— WORK REQUEST —
In the listing that follows, how many lines have the word "from" in them? Give only the number.

— PROVIDED RECORDS —

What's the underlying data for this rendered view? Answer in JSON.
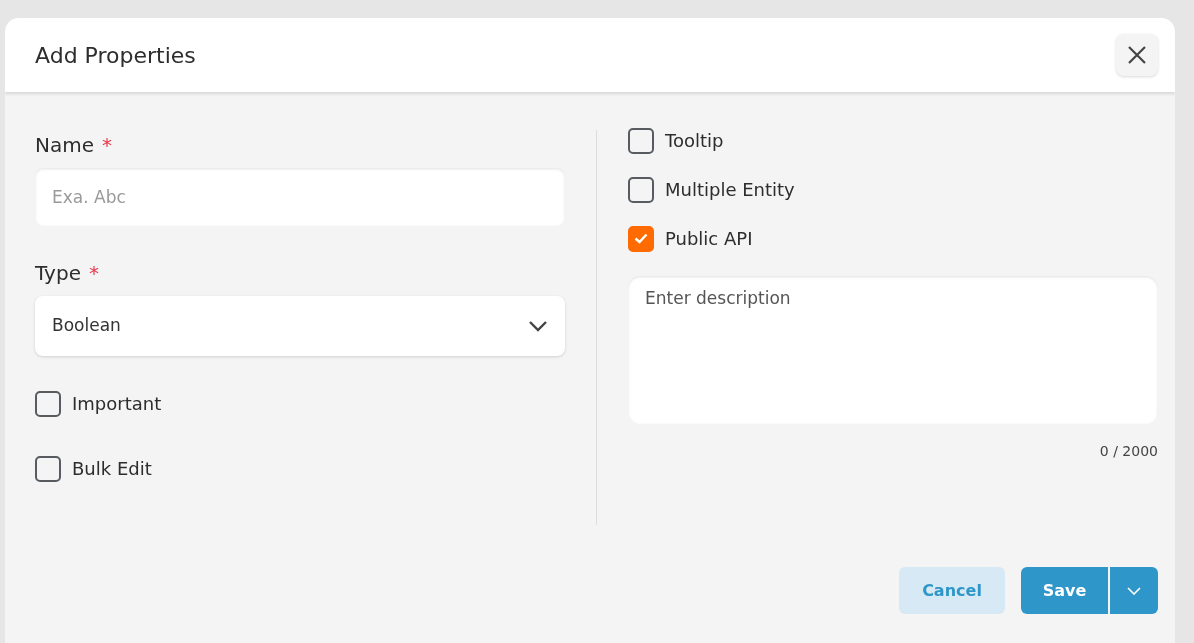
{
  "dialog": {
    "title": "Add Properties"
  },
  "name_field": {
    "label": "Name",
    "required_mark": "*",
    "placeholder": "Exa. Abc"
  },
  "type_field": {
    "label": "Type",
    "required_mark": "*",
    "value": "Boolean"
  },
  "left_checkboxes": [
    {
      "label": "Important",
      "checked": false
    },
    {
      "label": "Bulk Edit",
      "checked": false
    }
  ],
  "right_checkboxes": [
    {
      "label": "Tooltip",
      "checked": false
    },
    {
      "label": "Multiple Entity",
      "checked": false
    },
    {
      "label": "Public API",
      "checked": true
    }
  ],
  "description": {
    "placeholder": "Enter description",
    "counter": "0 / 2000"
  },
  "buttons": {
    "cancel": "Cancel",
    "save": "Save"
  }
}
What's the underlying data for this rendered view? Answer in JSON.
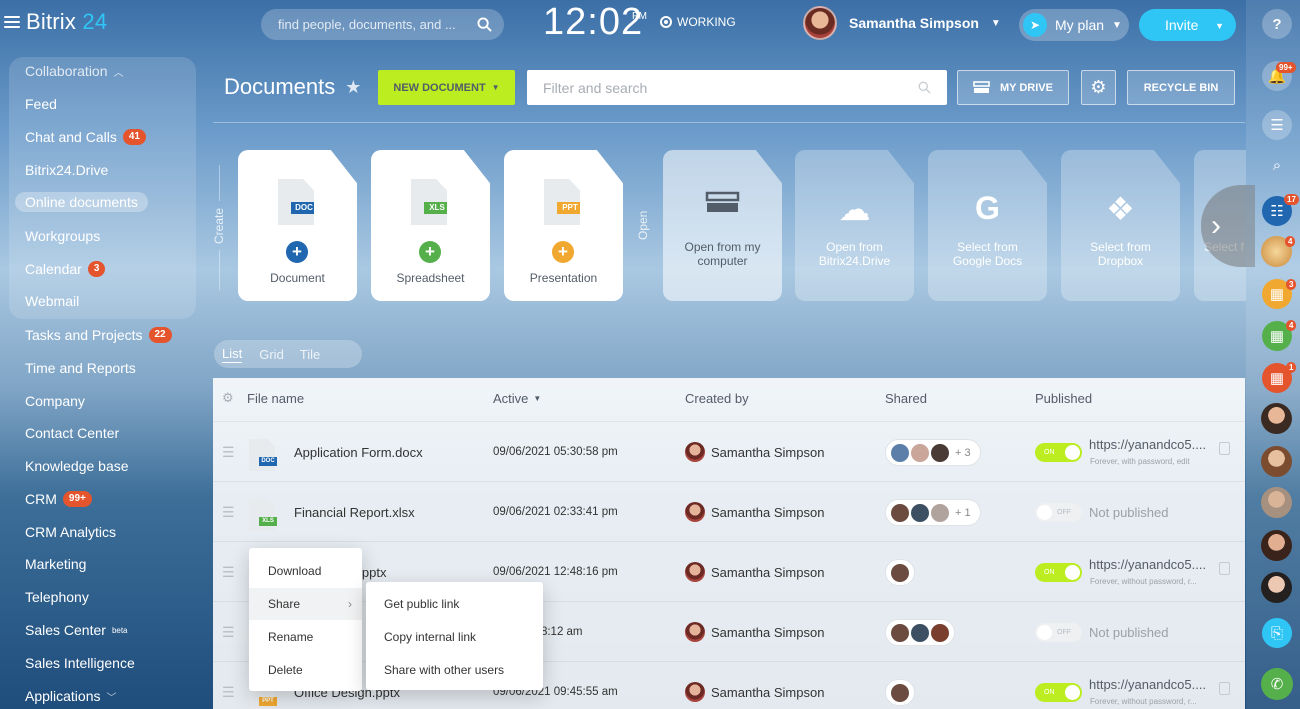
{
  "header": {
    "logo_main": "Bitrix",
    "logo_num": "24",
    "search_placeholder": "find people, documents, and ...",
    "clock": "12:02",
    "ampm": "PM",
    "status": "WORKING",
    "user_name": "Samantha Simpson",
    "plan_label": "My plan",
    "invite_label": "Invite",
    "help": "?"
  },
  "sidebar": {
    "section_label": "Collaboration",
    "items": [
      {
        "label": "Feed",
        "badge": ""
      },
      {
        "label": "Chat and Calls",
        "badge": "41"
      },
      {
        "label": "Bitrix24.Drive",
        "badge": ""
      },
      {
        "label": "Online documents",
        "badge": ""
      },
      {
        "label": "Workgroups",
        "badge": ""
      },
      {
        "label": "Calendar",
        "badge": "3"
      },
      {
        "label": "Webmail",
        "badge": ""
      },
      {
        "label": "Tasks and Projects",
        "badge": "22"
      },
      {
        "label": "Time and Reports",
        "badge": ""
      },
      {
        "label": "Company",
        "badge": ""
      },
      {
        "label": "Contact Center",
        "badge": ""
      },
      {
        "label": "Knowledge base",
        "badge": ""
      },
      {
        "label": "CRM",
        "badge": "99+"
      },
      {
        "label": "CRM Analytics",
        "badge": ""
      },
      {
        "label": "Marketing",
        "badge": ""
      },
      {
        "label": "Telephony",
        "badge": ""
      },
      {
        "label": "Sales Center",
        "badge": "",
        "sup": "beta"
      },
      {
        "label": "Sales Intelligence",
        "badge": ""
      },
      {
        "label": "Applications",
        "badge": ""
      }
    ]
  },
  "documents": {
    "title": "Documents",
    "new_document": "NEW DOCUMENT",
    "filter_placeholder": "Filter and search",
    "my_drive": "MY DRIVE",
    "recycle_bin": "RECYCLE BIN",
    "create_label": "Create",
    "open_label": "Open"
  },
  "create_cards": [
    {
      "tag": "DOC",
      "label": "Document",
      "color": "#2067b0"
    },
    {
      "tag": "XLS",
      "label": "Spreadsheet",
      "color": "#55b04b"
    },
    {
      "tag": "PPT",
      "label": "Presentation",
      "color": "#f0a830"
    }
  ],
  "open_cards": [
    {
      "icon": "hard-drive-icon",
      "label_1": "Open from my",
      "label_2": "computer"
    },
    {
      "icon": "cloud-upload-icon",
      "label_1": "Open from",
      "label_2": "Bitrix24.Drive"
    },
    {
      "icon": "google-icon",
      "label_1": "Select from",
      "label_2": "Google Docs"
    },
    {
      "icon": "dropbox-icon",
      "label_1": "Select from",
      "label_2": "Dropbox"
    },
    {
      "icon": "more-icon",
      "label_1": "Select f",
      "label_2": ""
    }
  ],
  "view_tabs": [
    "List",
    "Grid",
    "Tile"
  ],
  "table": {
    "columns": [
      "File name",
      "Active",
      "Created by",
      "Shared",
      "Published"
    ],
    "rows": [
      {
        "tag": "DOC",
        "tag_color": "#2067b0",
        "name": "Application Form.docx",
        "date": "09/06/2021 05:30:58 pm",
        "creator": "Samantha Simpson",
        "shared_extra": "+ 3",
        "published": true,
        "link": "https://yanandco5....",
        "link_note": "Forever, with password, edit"
      },
      {
        "tag": "XLS",
        "tag_color": "#55b04b",
        "name": "Financial Report.xlsx",
        "date": "09/06/2021 02:33:41 pm",
        "creator": "Samantha Simpson",
        "shared_extra": "+ 1",
        "published": false,
        "status": "Not published"
      },
      {
        "tag": "PPT",
        "tag_color": "#f0a830",
        "name": "...gn.pptx",
        "date": "09/06/2021 12:48:16 pm",
        "creator": "Samantha Simpson",
        "shared_extra": "",
        "published": true,
        "link": "https://yanandco5....",
        "link_note": "Forever, without password, r..."
      },
      {
        "tag": "",
        "tag_color": "#9aa1a9",
        "name": "",
        "date": "...21 10:48:12 am",
        "creator": "Samantha Simpson",
        "shared_extra": "",
        "published": false,
        "status": "Not published"
      },
      {
        "tag": "PPT",
        "tag_color": "#f0a830",
        "name": "Office Design.pptx",
        "date": "09/06/2021 09:45:55 am",
        "creator": "Samantha Simpson",
        "shared_extra": "",
        "published": true,
        "link": "https://yanandco5....",
        "link_note": "Forever, without password, r..."
      }
    ],
    "toggle_on": "ON",
    "toggle_off": "OFF"
  },
  "context_menu": {
    "items": [
      "Download",
      "Share",
      "Rename",
      "Delete"
    ],
    "share_submenu": [
      "Get public link",
      "Copy internal link",
      "Share with other users"
    ]
  },
  "right_rail": {
    "notifications_badge": "99+",
    "badges": [
      "17",
      "4",
      "3",
      "4",
      "1"
    ]
  },
  "colors": {
    "accent": "#2fc6f6",
    "new_doc_green": "#bbed21",
    "badge_red": "#e4542d"
  }
}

— SOLUTION TO THE EXERCISE —
4